─── PROVIDED MATERIAL
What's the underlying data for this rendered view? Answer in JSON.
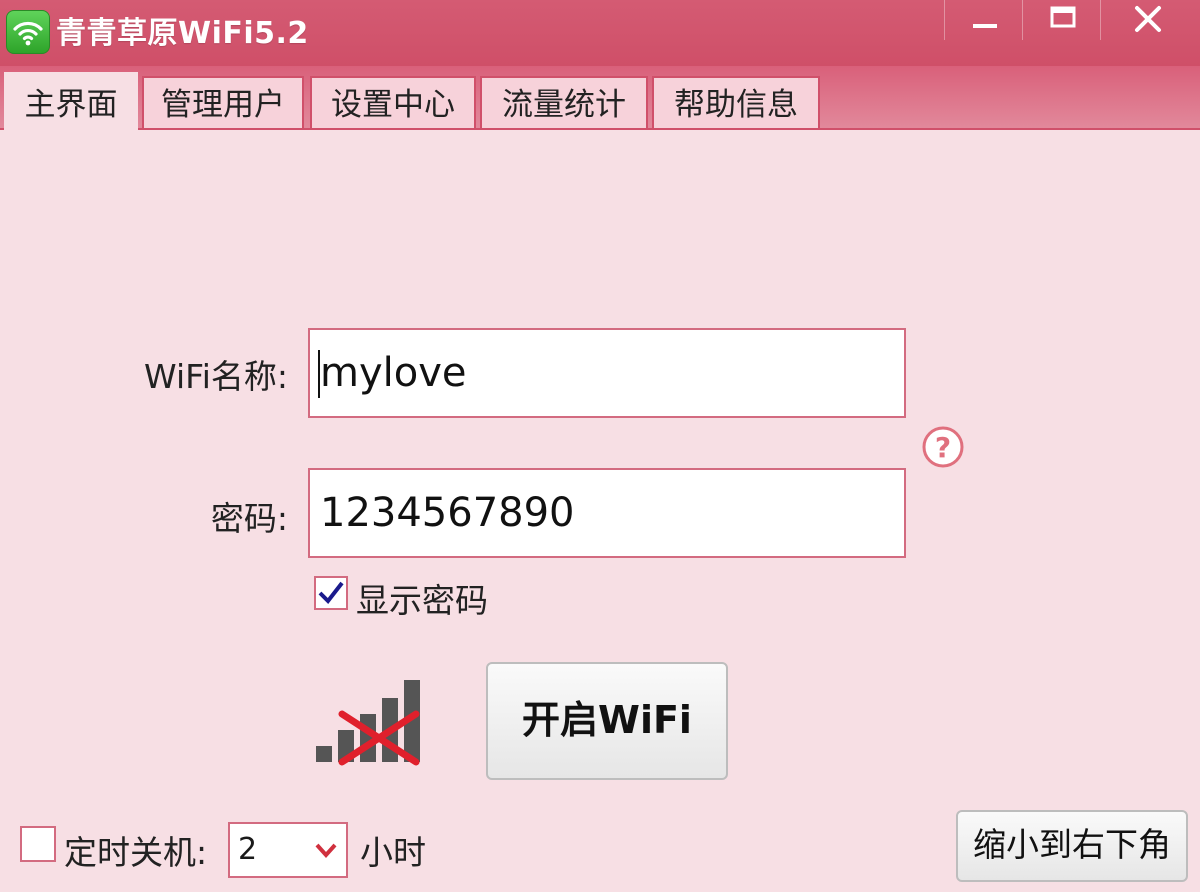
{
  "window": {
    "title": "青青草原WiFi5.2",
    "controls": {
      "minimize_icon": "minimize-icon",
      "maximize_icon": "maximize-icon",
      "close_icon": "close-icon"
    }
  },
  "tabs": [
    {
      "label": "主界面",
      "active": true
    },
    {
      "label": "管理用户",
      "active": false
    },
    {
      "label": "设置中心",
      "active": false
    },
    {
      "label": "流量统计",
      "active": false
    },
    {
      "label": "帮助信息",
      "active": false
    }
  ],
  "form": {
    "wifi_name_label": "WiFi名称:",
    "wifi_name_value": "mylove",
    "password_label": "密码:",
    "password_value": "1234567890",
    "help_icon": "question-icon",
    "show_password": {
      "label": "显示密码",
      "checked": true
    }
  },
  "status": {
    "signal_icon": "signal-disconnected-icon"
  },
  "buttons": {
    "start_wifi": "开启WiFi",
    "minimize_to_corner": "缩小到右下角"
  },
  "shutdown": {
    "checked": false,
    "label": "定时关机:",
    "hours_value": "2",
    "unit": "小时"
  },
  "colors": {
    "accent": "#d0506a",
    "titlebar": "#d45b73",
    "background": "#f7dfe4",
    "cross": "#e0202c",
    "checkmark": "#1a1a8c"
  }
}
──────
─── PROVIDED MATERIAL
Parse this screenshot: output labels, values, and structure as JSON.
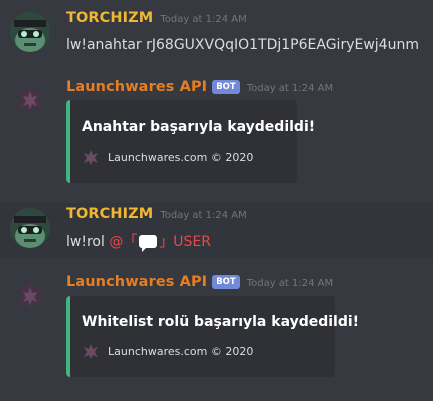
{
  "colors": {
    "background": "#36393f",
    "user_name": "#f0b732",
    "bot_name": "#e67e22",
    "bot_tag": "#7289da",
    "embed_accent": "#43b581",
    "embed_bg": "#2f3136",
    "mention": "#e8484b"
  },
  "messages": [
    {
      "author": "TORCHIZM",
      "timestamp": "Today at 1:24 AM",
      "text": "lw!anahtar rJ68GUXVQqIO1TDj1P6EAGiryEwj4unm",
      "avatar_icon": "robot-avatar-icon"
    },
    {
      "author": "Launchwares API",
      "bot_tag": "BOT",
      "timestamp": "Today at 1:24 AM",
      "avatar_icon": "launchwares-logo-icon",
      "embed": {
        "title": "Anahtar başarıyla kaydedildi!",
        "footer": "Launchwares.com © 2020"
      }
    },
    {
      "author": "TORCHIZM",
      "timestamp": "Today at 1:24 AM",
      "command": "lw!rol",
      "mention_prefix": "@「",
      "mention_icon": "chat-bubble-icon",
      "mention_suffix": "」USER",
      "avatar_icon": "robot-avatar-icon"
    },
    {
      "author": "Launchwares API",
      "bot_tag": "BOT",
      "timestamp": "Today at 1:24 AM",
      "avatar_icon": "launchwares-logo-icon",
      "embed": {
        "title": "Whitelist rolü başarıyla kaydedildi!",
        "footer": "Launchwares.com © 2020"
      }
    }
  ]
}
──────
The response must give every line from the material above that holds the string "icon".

# EXPECTED ANSWER:
      "minimize_icon": "minimize-icon",
      "maximize_icon": "maximize-icon",
      "close_icon": "close-icon"
    "help_icon": "question-icon",
    "signal_icon": "signal-disconnected-icon"
      "avatar_icon": "robot-avatar-icon"
      "avatar_icon": "launchwares-logo-icon",
      "mention_icon": "chat-bubble-icon",
      "avatar_icon": "robot-avatar-icon"
      "avatar_icon": "launchwares-logo-icon",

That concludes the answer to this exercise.